Mandatory Reporting of Child Abuse in Michigan: A Legal Imperative

In the state of Michigan, as in many other states, certain individuals are legally required to report suspected child abuse or neglect. These laws are in place to ensure that children are protected from harm and that any potential abuse is promptly investigated by the appropriate authorities. Understanding these laws is critical for mandatory reporters so that they can fulfill their legal obligations and safeguard the welfare of children.

Who Are Mandatory Reporters?

In Michigan, mandatory reporters include a wide range of professionals who are likely to come into contact with children through their work. These professionals include but are not limited to:

The Legal Requirements for Reporting

Mandatory reporters are required by law to report any suspicions of child abuse or neglect to the Michigan Department of Health and Human Services (MDHHS) or directly to law enforcement. The legal standard for reporting is 'reasonable cause to suspect' which means that the reporter does not need absolute proof but must have a reasonable suspicion based on facts or observations.

How to Report Suspected Abuse
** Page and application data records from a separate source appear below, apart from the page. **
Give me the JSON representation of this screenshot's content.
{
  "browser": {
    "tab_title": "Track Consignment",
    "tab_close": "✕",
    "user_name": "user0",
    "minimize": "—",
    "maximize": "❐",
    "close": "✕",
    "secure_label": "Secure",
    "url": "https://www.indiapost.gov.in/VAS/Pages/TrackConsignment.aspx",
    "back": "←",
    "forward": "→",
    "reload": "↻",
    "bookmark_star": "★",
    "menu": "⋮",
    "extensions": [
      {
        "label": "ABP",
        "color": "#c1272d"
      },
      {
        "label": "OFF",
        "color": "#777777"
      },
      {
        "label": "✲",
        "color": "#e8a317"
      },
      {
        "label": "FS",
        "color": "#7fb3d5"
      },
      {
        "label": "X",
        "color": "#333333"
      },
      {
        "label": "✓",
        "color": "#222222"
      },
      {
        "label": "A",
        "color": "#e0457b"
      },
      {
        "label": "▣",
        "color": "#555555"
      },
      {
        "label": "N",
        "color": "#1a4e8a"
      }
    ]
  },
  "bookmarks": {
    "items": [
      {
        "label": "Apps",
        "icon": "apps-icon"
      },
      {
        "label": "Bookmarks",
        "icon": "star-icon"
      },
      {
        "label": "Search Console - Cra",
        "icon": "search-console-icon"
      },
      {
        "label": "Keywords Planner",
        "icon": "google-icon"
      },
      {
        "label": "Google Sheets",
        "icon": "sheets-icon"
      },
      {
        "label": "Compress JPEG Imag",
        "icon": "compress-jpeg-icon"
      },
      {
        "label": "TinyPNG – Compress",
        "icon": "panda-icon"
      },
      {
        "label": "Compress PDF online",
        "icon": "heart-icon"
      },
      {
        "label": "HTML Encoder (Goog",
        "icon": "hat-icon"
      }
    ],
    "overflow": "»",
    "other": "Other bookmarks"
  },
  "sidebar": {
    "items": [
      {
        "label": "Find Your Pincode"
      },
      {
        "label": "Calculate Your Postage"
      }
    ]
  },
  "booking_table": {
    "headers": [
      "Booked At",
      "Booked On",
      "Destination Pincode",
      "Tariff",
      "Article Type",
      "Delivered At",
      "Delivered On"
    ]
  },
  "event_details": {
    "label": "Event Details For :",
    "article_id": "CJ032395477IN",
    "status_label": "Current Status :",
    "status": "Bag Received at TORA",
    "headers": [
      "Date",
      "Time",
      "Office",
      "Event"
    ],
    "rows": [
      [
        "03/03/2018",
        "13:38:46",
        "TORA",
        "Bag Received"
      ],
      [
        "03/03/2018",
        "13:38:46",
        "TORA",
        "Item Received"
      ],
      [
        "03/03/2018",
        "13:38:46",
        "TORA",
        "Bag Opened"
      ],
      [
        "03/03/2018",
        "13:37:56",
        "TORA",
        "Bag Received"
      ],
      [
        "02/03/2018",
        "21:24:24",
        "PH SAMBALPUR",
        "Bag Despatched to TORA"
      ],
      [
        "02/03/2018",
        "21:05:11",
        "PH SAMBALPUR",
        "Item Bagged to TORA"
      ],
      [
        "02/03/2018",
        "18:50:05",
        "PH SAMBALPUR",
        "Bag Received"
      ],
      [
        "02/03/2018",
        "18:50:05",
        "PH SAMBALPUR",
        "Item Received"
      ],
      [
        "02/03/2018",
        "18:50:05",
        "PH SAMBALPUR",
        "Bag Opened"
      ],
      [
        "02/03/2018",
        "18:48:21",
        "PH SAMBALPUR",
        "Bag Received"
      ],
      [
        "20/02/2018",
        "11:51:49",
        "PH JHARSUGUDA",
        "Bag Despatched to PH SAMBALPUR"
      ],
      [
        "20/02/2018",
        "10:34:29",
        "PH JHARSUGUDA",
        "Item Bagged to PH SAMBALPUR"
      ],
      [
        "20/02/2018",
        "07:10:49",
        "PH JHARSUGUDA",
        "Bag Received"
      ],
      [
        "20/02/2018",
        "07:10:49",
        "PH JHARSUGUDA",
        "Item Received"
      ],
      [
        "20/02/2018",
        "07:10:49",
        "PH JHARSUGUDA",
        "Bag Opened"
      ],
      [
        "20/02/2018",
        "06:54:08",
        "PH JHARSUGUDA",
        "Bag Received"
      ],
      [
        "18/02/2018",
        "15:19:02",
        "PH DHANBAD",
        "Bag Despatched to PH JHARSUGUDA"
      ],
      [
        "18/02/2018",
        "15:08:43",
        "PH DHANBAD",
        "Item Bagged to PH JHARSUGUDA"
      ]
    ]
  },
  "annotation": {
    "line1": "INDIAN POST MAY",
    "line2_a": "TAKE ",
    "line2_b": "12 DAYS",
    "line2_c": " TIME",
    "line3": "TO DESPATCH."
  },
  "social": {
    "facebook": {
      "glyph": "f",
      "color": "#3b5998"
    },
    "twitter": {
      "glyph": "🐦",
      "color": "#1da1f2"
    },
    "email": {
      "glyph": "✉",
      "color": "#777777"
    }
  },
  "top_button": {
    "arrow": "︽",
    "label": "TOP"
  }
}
To report suspected child abuse or neglect in Michigan, mandatory reporters can contact the MDHHS through a toll-free telephone number available 24/7. Reports can also be made online through the MDHHS website. When making a report, it is essential to provide as much information as possible to assist investigators. This includes the child's name, address, age, and details about the suspected abuse or neglect.

Penalties for Failing to Report

Mandatory reporters who fail to report suspected child abuse or neglect can face legal consequences. In Michigan, failing to report is considered a misdemeanor offense that may result in fines or even jail time. This underscores the serious responsibility placed on mandatory reporters and the importance of adhering to these legal requirements.

Historical Context and Recent Changes

The concept of mandatory reporting has its roots in the 1960s when health professionals began recognizing patterns of injuries indicative of child abuse. Over time, all U.S. states established some form of mandatory reporting laws. In recent years, Michigan has seen updates and amendments aimed at strengthening these laws and expanding the list of mandatory reporters.

Conclusion

Michigan's mandatory reporting laws play a vital role in protecting children from harm. It is incumbent upon all designated professionals to understand their responsibilities under these laws and act promptly when they suspect child abuse or neglect. By doing so, they not only comply with legal obligations but also contribute to the safety and well-being of children across Michigan.